It takes about 1 hour for the CFD solver to capture the LCO response, but it is no more than one minutes for the SVM-based ROM to predict the same response. The computational efficiency of ROM is obvious, which is very important to the near real-time flight dynamic simulation and flight controller design. The fast prediction of the system response with good accuracy is one of the most important factors to realize these challenge applications successfully.

An SVM-based reduced-order model was developed for fast prediction of the response of the nonlinear aeroelastic system. We proposed a general construction framework for the SVM-based ROM. The two-dimensional aerofoil aeroelastic system was used to demonstrate the capability and performance of the ROM in detail. The simulation results show the capability, accuracy, and high efficiency of the SVM-based ROM for the LCO prediction. The SVM-based ROM can also fairly predict the LCO response of the 2DOF aeroelastic model with the Mach number variation.
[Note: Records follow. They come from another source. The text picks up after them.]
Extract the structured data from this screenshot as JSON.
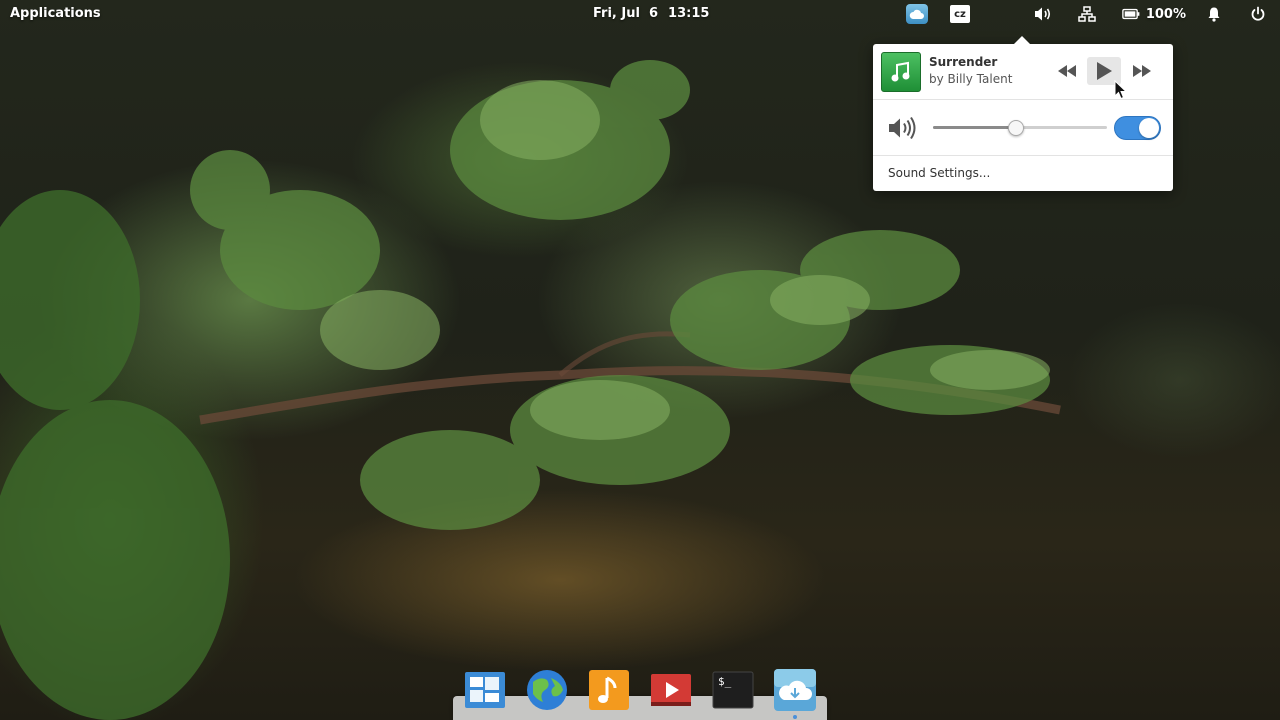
{
  "panel": {
    "applications_label": "Applications",
    "date": "Fri, Jul  6",
    "time": "13:15",
    "keyboard_layout": "cz",
    "battery_percent": "100%"
  },
  "sound_popover": {
    "track_title": "Surrender",
    "track_artist": "by Billy Talent",
    "volume_level": 0.47,
    "sound_enabled": true,
    "settings_label": "Sound Settings..."
  },
  "dock": {
    "items": [
      "multitasking-view",
      "web-browser",
      "music",
      "videos",
      "terminal",
      "cloud-app"
    ],
    "running": [
      "cloud-app"
    ]
  },
  "colors": {
    "accent": "#3f8fe0",
    "album_art": "#2ea84a"
  }
}
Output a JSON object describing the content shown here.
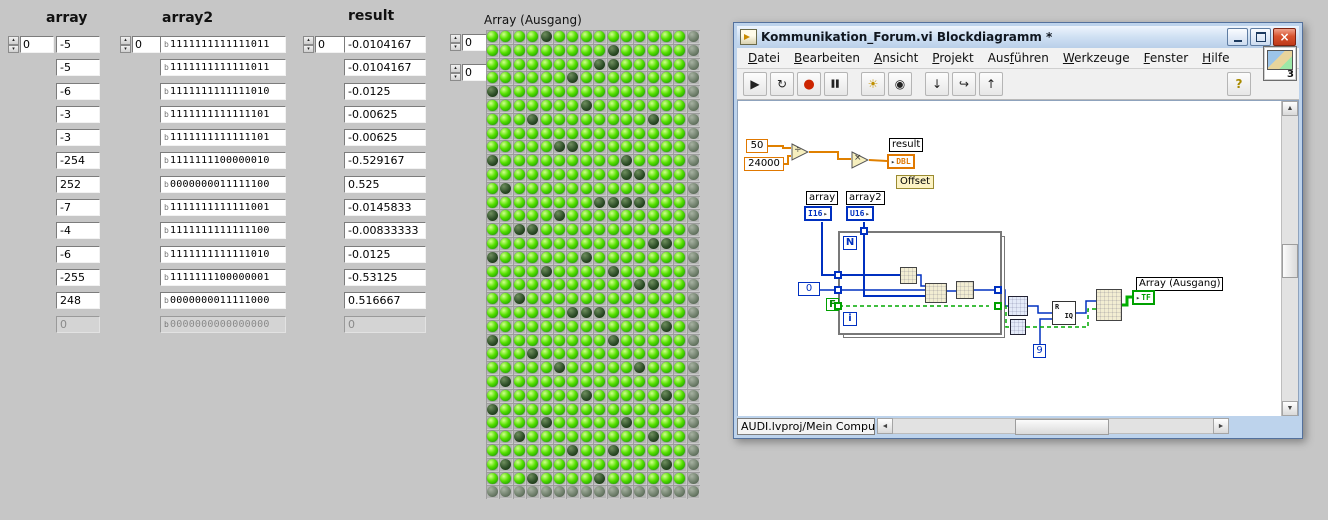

The robustness of the SVM-based ROM with varying flow parameters provides a useful tool for real-time flight simulation of flexible vehicle. Further research will focus on developing new training methods and improving the accuracy of the ROM, especially for the cases with parameters variation.

This work was supported by the National Natural Science Foundation of China (10902082, 91016008), New Faculty Research Foundation of XJTU, and the Fundamental Research Funds for the Central Universities (xjj20100126). The first author acknowledges W. T. Mao for the discussion of SVM algorithms. All the authors thank H. N. Agiza and the reviewers for their good comments.